BEGIN Provided data

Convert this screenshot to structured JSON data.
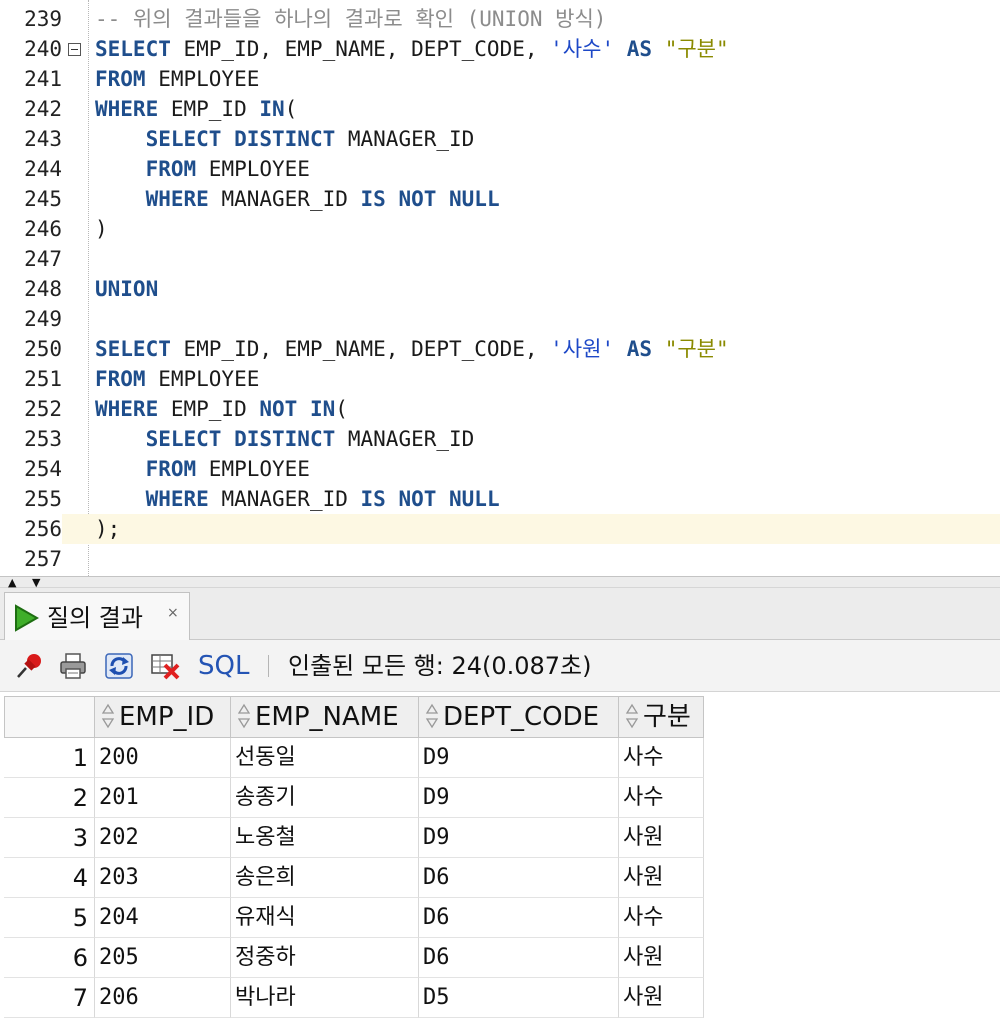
{
  "editor": {
    "lines": [
      {
        "num": "239",
        "tokens": [
          {
            "t": "-- 위의 결과들을 하나의 결과로 확인 (UNION 방식)",
            "c": "cm"
          }
        ]
      },
      {
        "num": "240",
        "fold": true,
        "tokens": [
          {
            "t": "SELECT",
            "c": "kw"
          },
          {
            "t": " EMP_ID, EMP_NAME, DEPT_CODE, ",
            "c": "plain"
          },
          {
            "t": "'사수'",
            "c": "str"
          },
          {
            "t": " ",
            "c": "plain"
          },
          {
            "t": "AS",
            "c": "kw"
          },
          {
            "t": " ",
            "c": "plain"
          },
          {
            "t": "\"구분\"",
            "c": "alias"
          }
        ]
      },
      {
        "num": "241",
        "tokens": [
          {
            "t": "FROM",
            "c": "kw"
          },
          {
            "t": " EMPLOYEE",
            "c": "plain"
          }
        ]
      },
      {
        "num": "242",
        "tokens": [
          {
            "t": "WHERE",
            "c": "kw"
          },
          {
            "t": " EMP_ID ",
            "c": "plain"
          },
          {
            "t": "IN",
            "c": "kw"
          },
          {
            "t": "(",
            "c": "plain"
          }
        ]
      },
      {
        "num": "243",
        "tokens": [
          {
            "t": "    ",
            "c": "plain"
          },
          {
            "t": "SELECT DISTINCT",
            "c": "kw"
          },
          {
            "t": " MANAGER_ID",
            "c": "plain"
          }
        ]
      },
      {
        "num": "244",
        "tokens": [
          {
            "t": "    ",
            "c": "plain"
          },
          {
            "t": "FROM",
            "c": "kw"
          },
          {
            "t": " EMPLOYEE",
            "c": "plain"
          }
        ]
      },
      {
        "num": "245",
        "tokens": [
          {
            "t": "    ",
            "c": "plain"
          },
          {
            "t": "WHERE",
            "c": "kw"
          },
          {
            "t": " MANAGER_ID ",
            "c": "plain"
          },
          {
            "t": "IS NOT NULL",
            "c": "kw"
          }
        ]
      },
      {
        "num": "246",
        "tokens": [
          {
            "t": ")",
            "c": "plain"
          }
        ]
      },
      {
        "num": "247",
        "tokens": []
      },
      {
        "num": "248",
        "tokens": [
          {
            "t": "UNION",
            "c": "kw"
          }
        ]
      },
      {
        "num": "249",
        "tokens": []
      },
      {
        "num": "250",
        "tokens": [
          {
            "t": "SELECT",
            "c": "kw"
          },
          {
            "t": " EMP_ID, EMP_NAME, DEPT_CODE, ",
            "c": "plain"
          },
          {
            "t": "'사원'",
            "c": "str"
          },
          {
            "t": " ",
            "c": "plain"
          },
          {
            "t": "AS",
            "c": "kw"
          },
          {
            "t": " ",
            "c": "plain"
          },
          {
            "t": "\"구분\"",
            "c": "alias"
          }
        ]
      },
      {
        "num": "251",
        "tokens": [
          {
            "t": "FROM",
            "c": "kw"
          },
          {
            "t": " EMPLOYEE",
            "c": "plain"
          }
        ]
      },
      {
        "num": "252",
        "tokens": [
          {
            "t": "WHERE",
            "c": "kw"
          },
          {
            "t": " EMP_ID ",
            "c": "plain"
          },
          {
            "t": "NOT IN",
            "c": "kw"
          },
          {
            "t": "(",
            "c": "plain"
          }
        ]
      },
      {
        "num": "253",
        "tokens": [
          {
            "t": "    ",
            "c": "plain"
          },
          {
            "t": "SELECT DISTINCT",
            "c": "kw"
          },
          {
            "t": " MANAGER_ID",
            "c": "plain"
          }
        ]
      },
      {
        "num": "254",
        "tokens": [
          {
            "t": "    ",
            "c": "plain"
          },
          {
            "t": "FROM",
            "c": "kw"
          },
          {
            "t": " EMPLOYEE",
            "c": "plain"
          }
        ]
      },
      {
        "num": "255",
        "tokens": [
          {
            "t": "    ",
            "c": "plain"
          },
          {
            "t": "WHERE",
            "c": "kw"
          },
          {
            "t": " MANAGER_ID ",
            "c": "plain"
          },
          {
            "t": "IS NOT NULL",
            "c": "kw"
          }
        ]
      },
      {
        "num": "256",
        "current": true,
        "tokens": [
          {
            "t": ");",
            "c": "plain"
          }
        ]
      },
      {
        "num": "257",
        "tokens": []
      }
    ]
  },
  "results": {
    "tab_label": "질의 결과",
    "tab_close": "×",
    "toolbar": {
      "sql_label": "SQL",
      "status": "인출된 모든 행: 24(0.087초)"
    },
    "columns": [
      "EMP_ID",
      "EMP_NAME",
      "DEPT_CODE",
      "구분"
    ],
    "rows": [
      {
        "n": "1",
        "emp_id": "200",
        "emp_name": "선동일",
        "dept_code": "D9",
        "kind": "사수"
      },
      {
        "n": "2",
        "emp_id": "201",
        "emp_name": "송종기",
        "dept_code": "D9",
        "kind": "사수"
      },
      {
        "n": "3",
        "emp_id": "202",
        "emp_name": "노옹철",
        "dept_code": "D9",
        "kind": "사원"
      },
      {
        "n": "4",
        "emp_id": "203",
        "emp_name": "송은희",
        "dept_code": "D6",
        "kind": "사원"
      },
      {
        "n": "5",
        "emp_id": "204",
        "emp_name": "유재식",
        "dept_code": "D6",
        "kind": "사수"
      },
      {
        "n": "6",
        "emp_id": "205",
        "emp_name": "정중하",
        "dept_code": "D6",
        "kind": "사원"
      },
      {
        "n": "7",
        "emp_id": "206",
        "emp_name": "박나라",
        "dept_code": "D5",
        "kind": "사원"
      }
    ]
  },
  "icons": {
    "run": "run-icon",
    "pin": "pin-icon",
    "print": "print-icon",
    "refresh": "refresh-icon",
    "clear": "clear-grid-icon",
    "sort": "sort-icon"
  },
  "colors": {
    "keyword": "#1f4e8c",
    "string": "#1d48c7",
    "alias": "#8a8a00",
    "comment": "#8c8c8c",
    "current_line": "#fdf8e3",
    "link": "#2454b4"
  }
}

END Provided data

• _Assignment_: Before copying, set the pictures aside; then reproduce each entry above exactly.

• _Answer section_:
Convert this screenshot to structured JSON data.
{
  "editor": {
    "lines": [
      {
        "num": "239",
        "tokens": [
          {
            "t": "-- 위의 결과들을 하나의 결과로 확인 (UNION 방식)",
            "c": "cm"
          }
        ]
      },
      {
        "num": "240",
        "fold": true,
        "tokens": [
          {
            "t": "SELECT",
            "c": "kw"
          },
          {
            "t": " EMP_ID, EMP_NAME, DEPT_CODE, ",
            "c": "plain"
          },
          {
            "t": "'사수'",
            "c": "str"
          },
          {
            "t": " ",
            "c": "plain"
          },
          {
            "t": "AS",
            "c": "kw"
          },
          {
            "t": " ",
            "c": "plain"
          },
          {
            "t": "\"구분\"",
            "c": "alias"
          }
        ]
      },
      {
        "num": "241",
        "tokens": [
          {
            "t": "FROM",
            "c": "kw"
          },
          {
            "t": " EMPLOYEE",
            "c": "plain"
          }
        ]
      },
      {
        "num": "242",
        "tokens": [
          {
            "t": "WHERE",
            "c": "kw"
          },
          {
            "t": " EMP_ID ",
            "c": "plain"
          },
          {
            "t": "IN",
            "c": "kw"
          },
          {
            "t": "(",
            "c": "plain"
          }
        ]
      },
      {
        "num": "243",
        "tokens": [
          {
            "t": "    ",
            "c": "plain"
          },
          {
            "t": "SELECT DISTINCT",
            "c": "kw"
          },
          {
            "t": " MANAGER_ID",
            "c": "plain"
          }
        ]
      },
      {
        "num": "244",
        "tokens": [
          {
            "t": "    ",
            "c": "plain"
          },
          {
            "t": "FROM",
            "c": "kw"
          },
          {
            "t": " EMPLOYEE",
            "c": "plain"
          }
        ]
      },
      {
        "num": "245",
        "tokens": [
          {
            "t": "    ",
            "c": "plain"
          },
          {
            "t": "WHERE",
            "c": "kw"
          },
          {
            "t": " MANAGER_ID ",
            "c": "plain"
          },
          {
            "t": "IS NOT NULL",
            "c": "kw"
          }
        ]
      },
      {
        "num": "246",
        "tokens": [
          {
            "t": ")",
            "c": "plain"
          }
        ]
      },
      {
        "num": "247",
        "tokens": []
      },
      {
        "num": "248",
        "tokens": [
          {
            "t": "UNION",
            "c": "kw"
          }
        ]
      },
      {
        "num": "249",
        "tokens": []
      },
      {
        "num": "250",
        "tokens": [
          {
            "t": "SELECT",
            "c": "kw"
          },
          {
            "t": " EMP_ID, EMP_NAME, DEPT_CODE, ",
            "c": "plain"
          },
          {
            "t": "'사원'",
            "c": "str"
          },
          {
            "t": " ",
            "c": "plain"
          },
          {
            "t": "AS",
            "c": "kw"
          },
          {
            "t": " ",
            "c": "plain"
          },
          {
            "t": "\"구분\"",
            "c": "alias"
          }
        ]
      },
      {
        "num": "251",
        "tokens": [
          {
            "t": "FROM",
            "c": "kw"
          },
          {
            "t": " EMPLOYEE",
            "c": "plain"
          }
        ]
      },
      {
        "num": "252",
        "tokens": [
          {
            "t": "WHERE",
            "c": "kw"
          },
          {
            "t": " EMP_ID ",
            "c": "plain"
          },
          {
            "t": "NOT IN",
            "c": "kw"
          },
          {
            "t": "(",
            "c": "plain"
          }
        ]
      },
      {
        "num": "253",
        "tokens": [
          {
            "t": "    ",
            "c": "plain"
          },
          {
            "t": "SELECT DISTINCT",
            "c": "kw"
          },
          {
            "t": " MANAGER_ID",
            "c": "plain"
          }
        ]
      },
      {
        "num": "254",
        "tokens": [
          {
            "t": "    ",
            "c": "plain"
          },
          {
            "t": "FROM",
            "c": "kw"
          },
          {
            "t": " EMPLOYEE",
            "c": "plain"
          }
        ]
      },
      {
        "num": "255",
        "tokens": [
          {
            "t": "    ",
            "c": "plain"
          },
          {
            "t": "WHERE",
            "c": "kw"
          },
          {
            "t": " MANAGER_ID ",
            "c": "plain"
          },
          {
            "t": "IS NOT NULL",
            "c": "kw"
          }
        ]
      },
      {
        "num": "256",
        "current": true,
        "tokens": [
          {
            "t": ");",
            "c": "plain"
          }
        ]
      },
      {
        "num": "257",
        "tokens": []
      }
    ]
  },
  "results": {
    "tab_label": "질의 결과",
    "tab_close": "×",
    "toolbar": {
      "sql_label": "SQL",
      "status": "인출된 모든 행: 24(0.087초)"
    },
    "columns": [
      "EMP_ID",
      "EMP_NAME",
      "DEPT_CODE",
      "구분"
    ],
    "rows": [
      {
        "n": "1",
        "emp_id": "200",
        "emp_name": "선동일",
        "dept_code": "D9",
        "kind": "사수"
      },
      {
        "n": "2",
        "emp_id": "201",
        "emp_name": "송종기",
        "dept_code": "D9",
        "kind": "사수"
      },
      {
        "n": "3",
        "emp_id": "202",
        "emp_name": "노옹철",
        "dept_code": "D9",
        "kind": "사원"
      },
      {
        "n": "4",
        "emp_id": "203",
        "emp_name": "송은희",
        "dept_code": "D6",
        "kind": "사원"
      },
      {
        "n": "5",
        "emp_id": "204",
        "emp_name": "유재식",
        "dept_code": "D6",
        "kind": "사수"
      },
      {
        "n": "6",
        "emp_id": "205",
        "emp_name": "정중하",
        "dept_code": "D6",
        "kind": "사원"
      },
      {
        "n": "7",
        "emp_id": "206",
        "emp_name": "박나라",
        "dept_code": "D5",
        "kind": "사원"
      }
    ]
  },
  "icons": {
    "run": "run-icon",
    "pin": "pin-icon",
    "print": "print-icon",
    "refresh": "refresh-icon",
    "clear": "clear-grid-icon",
    "sort": "sort-icon"
  },
  "colors": {
    "keyword": "#1f4e8c",
    "string": "#1d48c7",
    "alias": "#8a8a00",
    "comment": "#8c8c8c",
    "current_line": "#fdf8e3",
    "link": "#2454b4"
  }
}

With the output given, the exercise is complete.